Show all lines from the data that include the word "XAUUSD".

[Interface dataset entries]
= Beginning of Section =

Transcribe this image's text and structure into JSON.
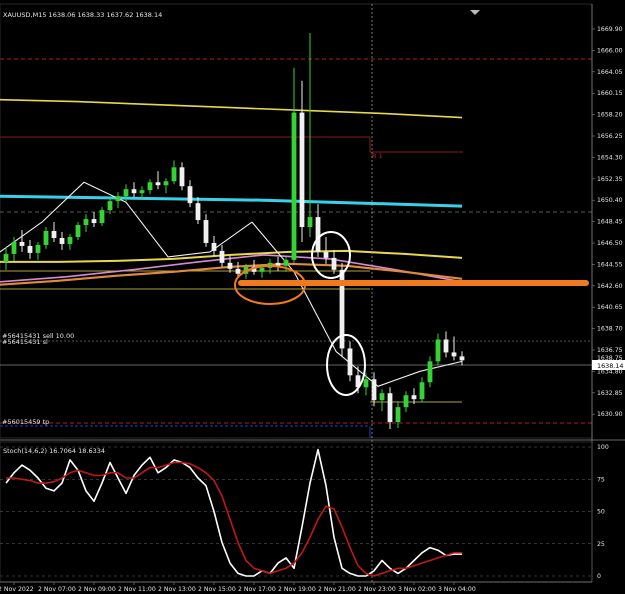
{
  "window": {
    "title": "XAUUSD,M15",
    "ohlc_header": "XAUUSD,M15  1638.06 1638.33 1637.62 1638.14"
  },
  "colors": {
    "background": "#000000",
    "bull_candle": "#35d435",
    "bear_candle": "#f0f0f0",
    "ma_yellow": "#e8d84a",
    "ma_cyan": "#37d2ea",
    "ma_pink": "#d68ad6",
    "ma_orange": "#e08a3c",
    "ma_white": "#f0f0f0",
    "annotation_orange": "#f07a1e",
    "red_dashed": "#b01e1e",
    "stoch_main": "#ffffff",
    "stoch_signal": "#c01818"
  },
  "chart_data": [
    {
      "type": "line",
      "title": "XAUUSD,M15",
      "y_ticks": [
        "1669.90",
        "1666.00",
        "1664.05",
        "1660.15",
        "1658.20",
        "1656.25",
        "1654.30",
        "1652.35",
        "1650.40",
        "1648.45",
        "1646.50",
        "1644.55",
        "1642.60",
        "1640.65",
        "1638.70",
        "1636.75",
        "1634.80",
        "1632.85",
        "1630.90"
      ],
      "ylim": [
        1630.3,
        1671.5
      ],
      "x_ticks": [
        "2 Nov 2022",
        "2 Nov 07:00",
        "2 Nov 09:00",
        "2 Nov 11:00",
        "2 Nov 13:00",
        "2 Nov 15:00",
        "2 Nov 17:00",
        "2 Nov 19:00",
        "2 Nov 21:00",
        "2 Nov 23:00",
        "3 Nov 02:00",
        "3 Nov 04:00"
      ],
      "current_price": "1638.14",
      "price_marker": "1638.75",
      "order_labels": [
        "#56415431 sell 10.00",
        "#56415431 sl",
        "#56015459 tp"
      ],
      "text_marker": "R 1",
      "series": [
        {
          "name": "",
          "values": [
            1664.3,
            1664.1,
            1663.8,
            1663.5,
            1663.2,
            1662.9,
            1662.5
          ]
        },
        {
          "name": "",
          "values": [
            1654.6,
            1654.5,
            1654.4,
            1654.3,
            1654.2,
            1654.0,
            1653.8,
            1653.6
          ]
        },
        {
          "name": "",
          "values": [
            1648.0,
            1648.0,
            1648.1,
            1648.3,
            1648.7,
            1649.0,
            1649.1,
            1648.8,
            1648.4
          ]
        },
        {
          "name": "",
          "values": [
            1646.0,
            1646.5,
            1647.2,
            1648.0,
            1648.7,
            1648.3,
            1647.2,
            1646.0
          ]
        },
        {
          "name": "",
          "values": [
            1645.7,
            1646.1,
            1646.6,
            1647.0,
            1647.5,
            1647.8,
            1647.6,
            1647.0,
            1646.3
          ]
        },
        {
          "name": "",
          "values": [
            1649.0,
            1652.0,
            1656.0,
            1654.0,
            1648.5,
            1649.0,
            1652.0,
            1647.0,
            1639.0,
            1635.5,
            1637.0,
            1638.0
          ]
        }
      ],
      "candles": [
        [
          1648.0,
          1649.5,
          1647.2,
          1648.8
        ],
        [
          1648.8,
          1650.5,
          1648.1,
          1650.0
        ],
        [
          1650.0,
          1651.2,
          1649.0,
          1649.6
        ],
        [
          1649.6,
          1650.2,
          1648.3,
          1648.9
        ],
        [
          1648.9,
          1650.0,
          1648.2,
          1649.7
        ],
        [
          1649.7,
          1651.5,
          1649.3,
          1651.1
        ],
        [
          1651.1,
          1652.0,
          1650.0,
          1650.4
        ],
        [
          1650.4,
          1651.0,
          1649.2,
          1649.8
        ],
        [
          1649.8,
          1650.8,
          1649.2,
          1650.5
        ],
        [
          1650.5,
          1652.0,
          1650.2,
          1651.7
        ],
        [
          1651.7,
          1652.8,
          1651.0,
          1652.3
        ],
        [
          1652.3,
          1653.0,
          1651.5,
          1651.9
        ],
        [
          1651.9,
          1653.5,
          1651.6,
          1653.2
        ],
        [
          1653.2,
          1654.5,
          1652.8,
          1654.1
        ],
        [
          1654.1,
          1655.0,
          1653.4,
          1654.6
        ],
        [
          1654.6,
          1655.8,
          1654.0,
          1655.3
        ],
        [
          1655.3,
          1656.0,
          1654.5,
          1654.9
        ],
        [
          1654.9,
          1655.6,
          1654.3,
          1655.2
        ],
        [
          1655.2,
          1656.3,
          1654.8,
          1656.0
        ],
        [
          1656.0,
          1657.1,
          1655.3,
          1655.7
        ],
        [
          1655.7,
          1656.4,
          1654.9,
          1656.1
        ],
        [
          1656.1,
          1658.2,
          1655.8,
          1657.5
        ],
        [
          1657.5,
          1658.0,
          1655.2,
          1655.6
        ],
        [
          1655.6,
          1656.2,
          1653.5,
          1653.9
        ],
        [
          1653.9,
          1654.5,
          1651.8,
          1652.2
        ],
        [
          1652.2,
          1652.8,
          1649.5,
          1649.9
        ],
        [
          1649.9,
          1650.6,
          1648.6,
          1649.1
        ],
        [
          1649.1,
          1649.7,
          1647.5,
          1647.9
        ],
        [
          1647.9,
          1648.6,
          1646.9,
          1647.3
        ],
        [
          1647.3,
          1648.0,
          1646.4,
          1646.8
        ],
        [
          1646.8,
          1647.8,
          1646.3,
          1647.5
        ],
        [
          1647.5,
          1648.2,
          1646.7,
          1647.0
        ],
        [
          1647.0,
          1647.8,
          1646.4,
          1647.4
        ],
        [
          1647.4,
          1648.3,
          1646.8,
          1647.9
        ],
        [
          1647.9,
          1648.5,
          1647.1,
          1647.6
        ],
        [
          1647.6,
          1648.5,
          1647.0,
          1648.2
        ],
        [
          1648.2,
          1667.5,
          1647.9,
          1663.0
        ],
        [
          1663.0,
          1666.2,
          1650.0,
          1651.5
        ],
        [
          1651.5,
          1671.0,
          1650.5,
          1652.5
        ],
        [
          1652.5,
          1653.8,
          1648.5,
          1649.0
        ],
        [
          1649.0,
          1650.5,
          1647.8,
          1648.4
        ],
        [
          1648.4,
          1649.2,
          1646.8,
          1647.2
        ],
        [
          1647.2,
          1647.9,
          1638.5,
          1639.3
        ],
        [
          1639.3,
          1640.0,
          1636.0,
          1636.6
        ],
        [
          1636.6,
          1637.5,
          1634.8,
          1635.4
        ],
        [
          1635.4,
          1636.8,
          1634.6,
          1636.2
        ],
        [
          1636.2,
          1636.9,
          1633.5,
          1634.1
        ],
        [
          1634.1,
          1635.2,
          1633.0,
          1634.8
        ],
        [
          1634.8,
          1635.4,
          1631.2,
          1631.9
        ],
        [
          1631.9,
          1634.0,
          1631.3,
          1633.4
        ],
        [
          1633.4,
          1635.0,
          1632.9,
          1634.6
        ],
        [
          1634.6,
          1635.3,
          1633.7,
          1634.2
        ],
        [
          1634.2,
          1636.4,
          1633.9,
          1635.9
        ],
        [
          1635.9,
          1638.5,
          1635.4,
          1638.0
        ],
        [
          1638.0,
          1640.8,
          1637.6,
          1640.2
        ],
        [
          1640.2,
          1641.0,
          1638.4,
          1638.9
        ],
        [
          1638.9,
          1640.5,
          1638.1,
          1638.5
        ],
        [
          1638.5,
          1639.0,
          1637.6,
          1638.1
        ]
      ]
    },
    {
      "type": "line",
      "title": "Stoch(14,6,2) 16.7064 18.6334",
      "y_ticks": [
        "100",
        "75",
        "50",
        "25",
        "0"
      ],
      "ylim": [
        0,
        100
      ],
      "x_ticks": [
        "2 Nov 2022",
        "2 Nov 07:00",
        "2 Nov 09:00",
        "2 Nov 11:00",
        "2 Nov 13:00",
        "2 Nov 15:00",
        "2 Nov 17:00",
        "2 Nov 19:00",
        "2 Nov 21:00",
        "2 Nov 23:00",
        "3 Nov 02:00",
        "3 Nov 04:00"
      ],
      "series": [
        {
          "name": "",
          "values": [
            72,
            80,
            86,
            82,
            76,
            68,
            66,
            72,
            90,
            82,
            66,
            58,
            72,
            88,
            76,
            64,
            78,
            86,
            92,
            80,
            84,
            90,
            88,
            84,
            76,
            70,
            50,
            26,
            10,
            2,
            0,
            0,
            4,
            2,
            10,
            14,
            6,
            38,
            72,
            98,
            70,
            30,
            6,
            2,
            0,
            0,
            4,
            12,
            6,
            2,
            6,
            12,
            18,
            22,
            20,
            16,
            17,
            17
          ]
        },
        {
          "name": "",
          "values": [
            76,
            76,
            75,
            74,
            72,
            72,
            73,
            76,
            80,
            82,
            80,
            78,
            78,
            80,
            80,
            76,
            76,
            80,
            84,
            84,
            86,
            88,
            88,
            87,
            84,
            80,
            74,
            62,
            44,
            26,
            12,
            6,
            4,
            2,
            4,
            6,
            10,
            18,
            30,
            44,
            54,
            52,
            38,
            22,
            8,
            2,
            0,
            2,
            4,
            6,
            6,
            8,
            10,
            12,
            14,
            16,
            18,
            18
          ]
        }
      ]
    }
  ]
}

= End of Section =

Response for this exercise –
    "title": "XAUUSD,M15",
    "ohlc_header": "XAUUSD,M15  1638.06 1638.33 1637.62 1638.14"
      "title": "XAUUSD,M15",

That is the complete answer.